Movie reviews: ‘Blended and ‘X-Men’

Adam Sandler and Drew Barrymore star in “Blended.” — Credit: WARNER BROS.

Blended (Warner Bros.)

This that rarity of rarities, a sincere family film, and since it stars Adam Sandler, whose trademark is scatological gags, it's more than a bit of a surprise. At the same time, director Frank Coraci and screenwriters Ivan Menchell and Clare Sera hew to a rigid formula now common for the genre: Each child's problem is dealt with individually and completely, without condescension.

There's an exotic element, too, with blended families developing bonds at a high-end safari resort in South Africa. And there's even an old-fashioned approach about sons needing fathers to teach them lessons about toughness, and daughters needing a mother's uniquely compassionate understanding.

The normal physical changes for adolescents are dealt with forthrightly, without descending into any crude remarks. Life is dealt with as it occurs. Mature adolescents shouldn't have trouble with any of this.

The film contains frank mentions of bodily functions, light sexual banter and fleeting crude language. (A-II, PG-13)

 

X-Men: Days of Future Past (Fox)

Time travel meets a gleefully loopy version of American history in this film with many surreal moments but also some thoughtful moral commentary on whether it's a good idea to alter the path of history or accept an immutable destiny.

The plot, loaded with the kinetic action sequences familiar from the first six films in the series, is quite simple. It's 2023 and the planet has been devastated by the Sentinels, fire-breathing robots first unleashed 50 years earlier. As doom descends on the mutants known collectively as X-Men, the elderly versions of Dr. Charles Xavier and Magneto argue about the need to rewrite history.

Discussions about how a single event changes the future mingle with arguments between the younger Xavier and Magneto about how best to deal with Raven/Mystique. Director Brian Singer and screenwriters Simon Kinberg and Jane Goldman eventually surrender existential angst to the plethora of special effects, including a flying stadium.

The film contains gun and physical violence, fleeting rear male nudity, a reference to nonmarital sexual activity, and fleeting rough and crude language. (A-III, PG-13)

—CNS/USCCB

 

CNS classifications: A-I — general patronage. A-II — adults and adolescents. A-III — adults. A-IV — adults, with reservations. L — limited adult audiences, films whose problematic content many adults would find troubling. O — morally offensive.


Voices

Appreciating the gift of memory

Anne Hansen

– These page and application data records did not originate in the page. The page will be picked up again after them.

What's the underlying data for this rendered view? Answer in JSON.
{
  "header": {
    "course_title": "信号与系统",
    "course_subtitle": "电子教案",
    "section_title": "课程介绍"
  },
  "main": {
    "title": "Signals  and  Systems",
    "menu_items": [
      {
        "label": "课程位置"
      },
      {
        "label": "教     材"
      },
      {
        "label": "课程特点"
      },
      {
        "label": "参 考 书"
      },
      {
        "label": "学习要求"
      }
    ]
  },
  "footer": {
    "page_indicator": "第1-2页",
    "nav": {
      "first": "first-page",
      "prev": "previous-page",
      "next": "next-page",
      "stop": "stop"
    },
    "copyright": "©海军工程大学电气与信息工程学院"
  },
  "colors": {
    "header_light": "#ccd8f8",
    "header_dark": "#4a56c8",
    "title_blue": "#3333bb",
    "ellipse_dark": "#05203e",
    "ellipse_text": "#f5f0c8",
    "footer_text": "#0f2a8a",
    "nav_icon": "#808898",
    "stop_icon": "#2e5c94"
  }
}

Why do we hold on to so many things in closets, garages and storage units? What is it about the birth announcement of an adult child or the high school diploma of an elderly grandparent that keeps these objects carefully saved rather than discarded? They are of no use to anyone and take up space. Yet they are precious and difficult to part with.

 

 

Together in Mission 300x250

Events

January 2015
Sun Mon Tue Wed Thu Fri Sat
1 2 3
4 5 6 7 8 9 10
11 12 13 14 15 16 17
18 19 20 21 22 23 24
25 26 27 28 29 30 31

January 24, 2015

  • Friday, January 23

    Women’s Silent Retreat, 5 p.m., Sacred Heart Retreat House, 920 East Alhambra Road, Alhambra. The retreat is led by Reverend Leo Patalinghug and begins Friday, January 23rd at 5:00pm and ends on Sunday, January 25th at 12:30pm. Reservations are required. For more information, please contact Mary Latini at (310) 821-7515.

    Mass and Healing Service, 7:30 p.m., Our Lady of Peace Parish, 15444 Nordhoff St, North Hills. To be presided by Rev. Alex Aclan, Associate Vicar for Clergy.  Call Deacon Celso for more information, (818) 207-5709. 

Catholic Extension 300x100

Get our news by email

The Holy Father visits the Holy Land
Bob Smith BMW 300x250
Bob Smith Toyota 300x250
Bob Smith Mini 300x250